Thomas Might Be The Smart One After All
Congratulations to the Wall Street Journal for its editorial on December 6 ("Uncivil Senator"). It exposed the hypocritical and overtly political double-standards that have emerged in recent criticisms of Supreme Court Justice Clarence Thomas. It is little more than a modern-day lynching.
Should a high-ranking U.S. Senator speak his mind about what he truly believes? The short answer is "yes," but freedom of speech should be balanced with civility instead of dominated by partisan invectives intended to damage a character and life image.
If a white Republican Senator had described a liberal black Democrat as the new minority leader, Harry Reid, described Justice Thomas, everybody – including most of the mass media – would be calling for his removal. Trent Lott lost his leadership position for saying far less than what Reid said.
I could hardly believe the words I was hearing as I watched Meet The Press this past Sunday morning. Tim Russert was interviewing Reidand asked about the future of the U.S. Supreme Court.
When Russert presented the possibility of Justice Thomas being named Chief Justice, Reid described the only black member of the nation's highest court as "an embarrassment to the Supreme Court." He added insult to injury by saying, "I think that his opinions are poorly written. I just don't think he's done a good job as a Supreme Court justice."
I have talked with some leading Ivy League law school professors who are admittedly not in agreement with Justice Thomas' politics. They do not, however, question his intelligence.

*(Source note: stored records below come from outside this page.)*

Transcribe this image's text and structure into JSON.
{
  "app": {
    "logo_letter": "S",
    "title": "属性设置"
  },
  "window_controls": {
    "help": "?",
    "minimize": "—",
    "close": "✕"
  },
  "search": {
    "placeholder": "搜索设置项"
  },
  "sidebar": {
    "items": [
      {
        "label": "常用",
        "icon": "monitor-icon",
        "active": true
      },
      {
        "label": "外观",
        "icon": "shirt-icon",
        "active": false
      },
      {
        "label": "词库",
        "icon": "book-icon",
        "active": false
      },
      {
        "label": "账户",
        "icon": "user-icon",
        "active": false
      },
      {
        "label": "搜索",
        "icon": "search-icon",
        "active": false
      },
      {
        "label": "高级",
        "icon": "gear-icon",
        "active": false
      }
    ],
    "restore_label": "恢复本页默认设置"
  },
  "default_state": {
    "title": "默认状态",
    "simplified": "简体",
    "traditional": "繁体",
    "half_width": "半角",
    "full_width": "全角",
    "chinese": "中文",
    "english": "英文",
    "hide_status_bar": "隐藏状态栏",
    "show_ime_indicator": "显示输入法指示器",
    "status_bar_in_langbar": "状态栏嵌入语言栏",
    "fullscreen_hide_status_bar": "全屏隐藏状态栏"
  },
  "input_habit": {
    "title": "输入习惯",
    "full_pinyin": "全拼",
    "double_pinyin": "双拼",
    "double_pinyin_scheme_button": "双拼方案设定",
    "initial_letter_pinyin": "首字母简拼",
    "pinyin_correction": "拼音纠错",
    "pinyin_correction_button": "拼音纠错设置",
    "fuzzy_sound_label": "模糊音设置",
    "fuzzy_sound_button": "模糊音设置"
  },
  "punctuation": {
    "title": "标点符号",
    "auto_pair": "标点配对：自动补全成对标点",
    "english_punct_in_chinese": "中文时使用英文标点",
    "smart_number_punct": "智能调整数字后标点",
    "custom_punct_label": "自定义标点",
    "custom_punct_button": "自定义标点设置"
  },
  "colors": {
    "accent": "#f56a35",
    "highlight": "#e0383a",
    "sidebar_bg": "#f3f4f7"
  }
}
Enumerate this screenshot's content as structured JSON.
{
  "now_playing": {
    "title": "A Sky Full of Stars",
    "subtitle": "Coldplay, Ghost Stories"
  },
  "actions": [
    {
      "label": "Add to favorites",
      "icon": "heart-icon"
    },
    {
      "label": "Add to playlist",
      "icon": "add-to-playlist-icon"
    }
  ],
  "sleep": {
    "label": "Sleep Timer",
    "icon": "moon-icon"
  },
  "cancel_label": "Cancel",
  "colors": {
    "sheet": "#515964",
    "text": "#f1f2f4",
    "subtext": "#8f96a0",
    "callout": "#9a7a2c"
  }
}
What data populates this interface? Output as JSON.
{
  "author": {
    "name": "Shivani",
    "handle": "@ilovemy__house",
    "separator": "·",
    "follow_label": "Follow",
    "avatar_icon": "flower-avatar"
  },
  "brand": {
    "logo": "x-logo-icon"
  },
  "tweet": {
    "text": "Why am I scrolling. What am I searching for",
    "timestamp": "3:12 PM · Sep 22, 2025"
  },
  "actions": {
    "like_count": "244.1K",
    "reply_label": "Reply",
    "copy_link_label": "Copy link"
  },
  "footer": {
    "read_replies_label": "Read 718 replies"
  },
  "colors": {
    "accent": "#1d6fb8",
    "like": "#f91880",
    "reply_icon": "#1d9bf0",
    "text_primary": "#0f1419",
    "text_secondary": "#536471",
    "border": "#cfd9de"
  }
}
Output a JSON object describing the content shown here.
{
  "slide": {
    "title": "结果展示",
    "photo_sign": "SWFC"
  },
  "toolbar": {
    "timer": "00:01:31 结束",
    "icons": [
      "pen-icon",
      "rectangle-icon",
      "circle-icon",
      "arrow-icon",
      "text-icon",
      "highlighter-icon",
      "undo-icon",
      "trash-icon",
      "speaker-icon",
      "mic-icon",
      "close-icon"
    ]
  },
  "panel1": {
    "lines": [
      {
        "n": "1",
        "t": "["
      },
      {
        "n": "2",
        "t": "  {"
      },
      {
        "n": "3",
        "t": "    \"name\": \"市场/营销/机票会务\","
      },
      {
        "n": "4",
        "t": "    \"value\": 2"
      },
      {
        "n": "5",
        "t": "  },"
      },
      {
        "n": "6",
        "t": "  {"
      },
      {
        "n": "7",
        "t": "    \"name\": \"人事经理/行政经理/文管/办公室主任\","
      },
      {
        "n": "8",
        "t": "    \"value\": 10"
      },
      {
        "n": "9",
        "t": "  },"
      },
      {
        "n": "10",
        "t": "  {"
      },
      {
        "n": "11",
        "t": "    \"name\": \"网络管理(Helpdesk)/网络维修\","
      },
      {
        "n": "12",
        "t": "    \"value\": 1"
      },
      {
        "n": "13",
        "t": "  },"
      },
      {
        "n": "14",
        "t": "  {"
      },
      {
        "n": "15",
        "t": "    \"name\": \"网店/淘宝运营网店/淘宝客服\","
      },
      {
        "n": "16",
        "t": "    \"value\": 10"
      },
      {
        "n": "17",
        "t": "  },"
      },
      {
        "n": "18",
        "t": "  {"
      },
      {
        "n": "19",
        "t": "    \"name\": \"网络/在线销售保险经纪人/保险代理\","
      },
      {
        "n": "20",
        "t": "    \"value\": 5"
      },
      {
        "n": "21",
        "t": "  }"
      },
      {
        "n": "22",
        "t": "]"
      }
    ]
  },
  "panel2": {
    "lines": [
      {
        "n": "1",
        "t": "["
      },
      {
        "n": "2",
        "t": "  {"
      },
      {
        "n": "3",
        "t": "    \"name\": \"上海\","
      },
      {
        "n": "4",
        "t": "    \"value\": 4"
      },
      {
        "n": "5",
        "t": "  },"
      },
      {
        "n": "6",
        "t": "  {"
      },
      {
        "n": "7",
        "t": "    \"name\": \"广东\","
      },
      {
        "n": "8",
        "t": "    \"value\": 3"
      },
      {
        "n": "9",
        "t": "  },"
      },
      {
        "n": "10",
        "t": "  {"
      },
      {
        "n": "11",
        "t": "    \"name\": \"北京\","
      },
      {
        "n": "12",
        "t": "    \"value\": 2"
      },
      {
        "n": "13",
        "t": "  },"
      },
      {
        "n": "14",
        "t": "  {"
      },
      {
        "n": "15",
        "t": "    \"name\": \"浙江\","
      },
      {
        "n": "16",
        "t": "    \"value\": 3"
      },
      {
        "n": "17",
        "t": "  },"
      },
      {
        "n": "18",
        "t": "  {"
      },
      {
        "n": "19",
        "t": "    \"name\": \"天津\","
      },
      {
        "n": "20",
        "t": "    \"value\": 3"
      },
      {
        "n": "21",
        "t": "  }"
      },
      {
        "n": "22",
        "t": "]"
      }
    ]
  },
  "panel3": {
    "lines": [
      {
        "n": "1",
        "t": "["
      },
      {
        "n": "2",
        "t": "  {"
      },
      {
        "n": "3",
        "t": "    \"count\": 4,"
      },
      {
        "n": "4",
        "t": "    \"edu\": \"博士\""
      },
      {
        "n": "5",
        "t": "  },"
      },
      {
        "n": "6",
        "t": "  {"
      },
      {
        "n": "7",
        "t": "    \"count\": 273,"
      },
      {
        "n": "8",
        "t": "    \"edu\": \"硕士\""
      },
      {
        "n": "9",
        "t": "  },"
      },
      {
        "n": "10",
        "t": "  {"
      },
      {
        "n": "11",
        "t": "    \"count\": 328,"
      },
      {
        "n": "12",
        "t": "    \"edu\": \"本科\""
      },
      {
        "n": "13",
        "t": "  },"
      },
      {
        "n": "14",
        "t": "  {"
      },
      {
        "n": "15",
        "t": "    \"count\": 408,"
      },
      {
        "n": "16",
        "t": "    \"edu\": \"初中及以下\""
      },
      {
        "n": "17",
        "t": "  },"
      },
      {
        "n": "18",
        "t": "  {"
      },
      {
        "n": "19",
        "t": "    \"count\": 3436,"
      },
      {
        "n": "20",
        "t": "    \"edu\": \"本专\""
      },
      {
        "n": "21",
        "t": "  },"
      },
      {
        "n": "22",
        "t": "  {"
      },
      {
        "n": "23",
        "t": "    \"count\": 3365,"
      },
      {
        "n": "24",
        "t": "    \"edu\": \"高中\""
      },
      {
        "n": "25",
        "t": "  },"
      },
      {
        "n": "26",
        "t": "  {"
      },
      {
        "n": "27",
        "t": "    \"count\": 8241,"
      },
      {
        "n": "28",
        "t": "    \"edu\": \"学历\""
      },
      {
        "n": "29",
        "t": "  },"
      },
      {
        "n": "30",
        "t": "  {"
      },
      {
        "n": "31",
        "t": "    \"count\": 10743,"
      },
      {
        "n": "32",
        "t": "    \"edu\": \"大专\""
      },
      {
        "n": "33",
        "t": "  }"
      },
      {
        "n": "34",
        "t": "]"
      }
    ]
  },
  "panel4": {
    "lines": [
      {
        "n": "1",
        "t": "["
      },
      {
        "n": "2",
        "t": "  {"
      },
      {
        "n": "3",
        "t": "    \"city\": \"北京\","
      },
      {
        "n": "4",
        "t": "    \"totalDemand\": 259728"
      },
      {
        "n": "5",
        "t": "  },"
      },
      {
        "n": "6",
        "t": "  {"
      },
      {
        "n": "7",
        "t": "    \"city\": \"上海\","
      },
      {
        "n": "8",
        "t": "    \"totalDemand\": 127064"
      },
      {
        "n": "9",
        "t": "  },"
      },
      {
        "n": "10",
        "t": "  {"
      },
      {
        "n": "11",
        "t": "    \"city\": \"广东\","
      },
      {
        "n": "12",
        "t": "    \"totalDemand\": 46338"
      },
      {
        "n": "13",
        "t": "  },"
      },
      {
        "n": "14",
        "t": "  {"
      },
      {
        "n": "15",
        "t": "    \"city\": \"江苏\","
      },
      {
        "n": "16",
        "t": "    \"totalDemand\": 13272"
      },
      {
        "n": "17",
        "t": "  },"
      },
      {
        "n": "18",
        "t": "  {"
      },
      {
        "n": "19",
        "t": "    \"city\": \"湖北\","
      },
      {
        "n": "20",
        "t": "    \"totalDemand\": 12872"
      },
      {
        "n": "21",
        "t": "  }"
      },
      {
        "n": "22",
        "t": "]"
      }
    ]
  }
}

If law school deans had written letters to the chief justice and President Bush asking Justice Thomas to step down for reasons of illogic or incompetence, perhaps Reid's comments would have some validity. But there has been little outcry against the justice for anything but his ideological views.
With all due respect to Senator Reid, Justice Clarence Thomas is a positive role model for conservatives and liberals alike. His life story inspires us all to consider what can be accomplished by people of all colors, all genders, and all political ideologies.
Ironically, the humble backgrounds of Senator Reid and Justice Thomas are similar. Yet as I recall, Thomas also had to overcome being born and raised in the segregated south with a skin-color much darker than that of Reid. Nevertheless, Thomas graduated with distinction from Holy Cross and went on to study law at Yale. When he graduated from high school as the only black in his class, his peers wrote in the yearbook: "Clarence failed the finals, he only got a 98."
He might be the smart one after all.
Lee H. Walker
Lee H. Walker (email@example.com) is president of The New Coalition for Economic and Social Change, a multicultural think tank in Chicago.